> scenario to predict police forces, nor
> representative government, space
> travel -- or not until it has first managed
> to explain bipedalism, naked skin, sub-
> cutaneous fat, and other obvious
> physical features.
You are obviously talking out your ass here, Paul. There is no magical
law that dictates that species will assume adaptations in a certain
chronological order. You have a very creative approach to evolutionary
theory. (This is not a compliment.)
> > >> > they have a working police force in Early-
> > >> > Hominid-Land? Laws? Courts? Legitimate
> > >> > Government? Democracy? Respect for Law
> > >> > and Order?
> > >>
> > >> Does your scenario predict any of this? Mine does.
> > >
> > > Then it is both wrong and crap. All we want
> > > from any evolutionary scenario is to get as
> > > far as, say, australian aborigines.
> > My model is intended to predict the origins of all hominids, including
> > aborigines. The whole framework of your approach to these issues is
> > archaic. It's reflective of nineteenth century mentality. Aborigines are
> > *not* indicative of ancient hominids. They are very sophisticated in their
> > ability to survive in sparse habitat, more like eskimoes in their lifestyle.
> > The term aborigine is reflective of nineteenth century view that some people
> > are indicative of early man. It's just bad science.
> Fair enough. I fully accept that.
Maybe there's hope for you yet, Paul.
> human societies do vary in the complexity
> of their social structure. Some today can
> only work with millions (or perhaps billions)
> whereas others have long survived with a
> few hundred. Most early hominid societies
> (before, say, about 4 mya) probably got by
> with no more than a few thousand; many
> possibly managed with no more than a
> couple of hundred (IF PNG is a reliable
> guide). Such societies would not have
> needed a police force, etc.

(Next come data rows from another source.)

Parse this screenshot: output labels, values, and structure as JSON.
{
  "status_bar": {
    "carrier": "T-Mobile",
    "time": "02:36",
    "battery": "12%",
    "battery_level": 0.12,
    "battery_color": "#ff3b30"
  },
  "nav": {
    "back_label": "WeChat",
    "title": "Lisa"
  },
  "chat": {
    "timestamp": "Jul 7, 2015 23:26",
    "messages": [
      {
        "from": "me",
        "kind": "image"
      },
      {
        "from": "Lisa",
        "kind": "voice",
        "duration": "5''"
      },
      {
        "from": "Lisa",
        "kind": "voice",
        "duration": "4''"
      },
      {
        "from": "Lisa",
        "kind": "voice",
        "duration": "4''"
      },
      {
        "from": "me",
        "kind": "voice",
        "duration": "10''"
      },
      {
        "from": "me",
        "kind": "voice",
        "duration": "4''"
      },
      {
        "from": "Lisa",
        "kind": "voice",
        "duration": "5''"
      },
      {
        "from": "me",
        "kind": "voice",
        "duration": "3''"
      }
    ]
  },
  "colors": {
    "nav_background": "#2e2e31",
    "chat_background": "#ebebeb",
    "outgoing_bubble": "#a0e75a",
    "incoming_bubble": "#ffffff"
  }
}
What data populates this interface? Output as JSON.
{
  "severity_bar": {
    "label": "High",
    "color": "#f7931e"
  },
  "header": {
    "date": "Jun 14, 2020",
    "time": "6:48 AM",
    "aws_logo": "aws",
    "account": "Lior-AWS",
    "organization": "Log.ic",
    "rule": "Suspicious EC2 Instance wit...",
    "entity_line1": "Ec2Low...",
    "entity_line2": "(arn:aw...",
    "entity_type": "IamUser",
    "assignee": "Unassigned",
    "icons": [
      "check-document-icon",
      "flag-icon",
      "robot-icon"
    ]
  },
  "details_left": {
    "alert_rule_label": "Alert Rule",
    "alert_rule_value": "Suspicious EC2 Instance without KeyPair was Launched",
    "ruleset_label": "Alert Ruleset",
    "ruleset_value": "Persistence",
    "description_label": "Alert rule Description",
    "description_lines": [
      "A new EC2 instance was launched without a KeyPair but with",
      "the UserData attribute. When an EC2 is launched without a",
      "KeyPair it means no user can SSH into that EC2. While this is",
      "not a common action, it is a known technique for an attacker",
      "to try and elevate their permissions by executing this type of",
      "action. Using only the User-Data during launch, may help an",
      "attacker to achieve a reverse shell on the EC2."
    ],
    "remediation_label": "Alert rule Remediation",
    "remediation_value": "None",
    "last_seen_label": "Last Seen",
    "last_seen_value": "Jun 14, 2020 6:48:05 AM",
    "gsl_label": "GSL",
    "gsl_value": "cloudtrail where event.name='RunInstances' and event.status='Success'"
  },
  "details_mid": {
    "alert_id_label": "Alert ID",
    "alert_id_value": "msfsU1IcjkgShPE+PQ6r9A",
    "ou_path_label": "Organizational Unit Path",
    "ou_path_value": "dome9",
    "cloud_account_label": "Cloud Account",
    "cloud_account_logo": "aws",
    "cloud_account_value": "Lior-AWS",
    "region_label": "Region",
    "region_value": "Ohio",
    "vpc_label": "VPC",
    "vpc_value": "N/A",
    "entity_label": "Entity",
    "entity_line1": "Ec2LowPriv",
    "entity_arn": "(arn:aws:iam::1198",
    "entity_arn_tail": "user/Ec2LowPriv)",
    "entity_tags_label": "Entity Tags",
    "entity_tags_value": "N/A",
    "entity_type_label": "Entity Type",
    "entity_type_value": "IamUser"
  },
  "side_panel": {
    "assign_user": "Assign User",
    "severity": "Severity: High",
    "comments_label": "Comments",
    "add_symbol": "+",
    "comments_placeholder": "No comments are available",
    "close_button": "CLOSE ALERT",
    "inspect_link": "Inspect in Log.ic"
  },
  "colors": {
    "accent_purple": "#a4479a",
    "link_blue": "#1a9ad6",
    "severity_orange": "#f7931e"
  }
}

That's all an
> evolutionary theory (or scenario) needs
> to explain.
You seem to not grasp the fact that we are talking about, essentially,
> > >> And it doesn't
> > >> involve islands that suddenly emerge. And I don't have to disregard
> > >> microwear data (this is inexcusable, btw).
> > >
> > > Microwear bullshit you mean. Those guys
> > > see what they expect to see, and only publish
> > > what their readership wants to read.
> > Intentional ignorance.
> How much reliable information do you think
> can be got from studies of microwear?
Why in the world would anybody ask such a plainly stupid question?
Paul, you seem to not comprehend how plainly obvious it is that you are
trying to evade the evidence.
> > >> Goodall's observations
> > >> are an invaluable source of preadaptive behaviors. Take Goodall's
> > >> observations and overlay them on the dry-season influenced, late
> > >> miocene, habitat;
> > >
> > > That would have made no difference. Climate
> > > changes all the time (we can see it happening).
> > > So vegetation changes and species re-locate.
> > > End of story.
> > Your an idiot. There's a big difference between changes in weather and
> > changes in climate.
Evolution only works through individuals.
> And they experience 'weather' rather than
> 'climate change'. They prosper or move, or die,
> or breed more or less successfully, depending
> on the 'weather'. One thing they don't do is
> physically adapt to it. We can see huge
> regions of the globe which have experienced
> climate change (e.g. the Sahara). How many
> species can you name that came into
> existence as a result of any such change?
This is a desperate argument. You seem blissfully ignorant of the
scientific requirements that underly an evolutionary hypothesis.